* What to do: Whatever appears in the records apart from pictures must be reproduced exactly.

* Given information:
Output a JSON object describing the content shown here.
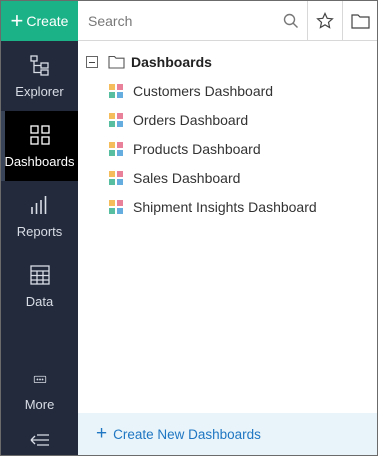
{
  "sidebar": {
    "create_label": "Create",
    "items": [
      {
        "label": "Explorer",
        "icon": "explorer-icon"
      },
      {
        "label": "Dashboards",
        "icon": "dashboards-icon",
        "active": true
      },
      {
        "label": "Reports",
        "icon": "reports-icon"
      },
      {
        "label": "Data",
        "icon": "data-icon"
      },
      {
        "label": "More",
        "icon": "more-icon"
      }
    ],
    "collapse_icon": "collapse-sidebar-icon"
  },
  "search": {
    "placeholder": "Search",
    "icons": [
      "search-icon",
      "star-icon",
      "folder-icon"
    ]
  },
  "tree": {
    "root_label": "Dashboards",
    "items": [
      {
        "label": "Customers Dashboard",
        "icon": "dashboard-icon"
      },
      {
        "label": "Orders Dashboard",
        "icon": "dashboard-icon"
      },
      {
        "label": "Products Dashboard",
        "icon": "dashboard-icon"
      },
      {
        "label": "Sales Dashboard",
        "icon": "dashboard-icon"
      },
      {
        "label": "Shipment Insights Dashboard",
        "icon": "dashboard-icon"
      }
    ]
  },
  "footer": {
    "create_new_label": "Create New Dashboards"
  },
  "colors": {
    "sidebar_bg": "#222a3b",
    "create_green": "#1cb287",
    "active_bg": "#000000",
    "link_blue": "#1f76c2",
    "footer_bg": "#e8f4fa"
  }
}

* Output for this exercise:
Output a JSON object describing the content shown here.
{
  "sidebar": {
    "create_label": "Create",
    "items": [
      {
        "label": "Explorer",
        "icon": "explorer-icon"
      },
      {
        "label": "Dashboards",
        "icon": "dashboards-icon",
        "active": true
      },
      {
        "label": "Reports",
        "icon": "reports-icon"
      },
      {
        "label": "Data",
        "icon": "data-icon"
      },
      {
        "label": "More",
        "icon": "more-icon"
      }
    ],
    "collapse_icon": "collapse-sidebar-icon"
  },
  "search": {
    "placeholder": "Search",
    "icons": [
      "search-icon",
      "star-icon",
      "folder-icon"
    ]
  },
  "tree": {
    "root_label": "Dashboards",
    "items": [
      {
        "label": "Customers Dashboard",
        "icon": "dashboard-icon"
      },
      {
        "label": "Orders Dashboard",
        "icon": "dashboard-icon"
      },
      {
        "label": "Products Dashboard",
        "icon": "dashboard-icon"
      },
      {
        "label": "Sales Dashboard",
        "icon": "dashboard-icon"
      },
      {
        "label": "Shipment Insights Dashboard",
        "icon": "dashboard-icon"
      }
    ]
  },
  "footer": {
    "create_new_label": "Create New Dashboards"
  },
  "colors": {
    "sidebar_bg": "#222a3b",
    "create_green": "#1cb287",
    "active_bg": "#000000",
    "link_blue": "#1f76c2",
    "footer_bg": "#e8f4fa"
  }
}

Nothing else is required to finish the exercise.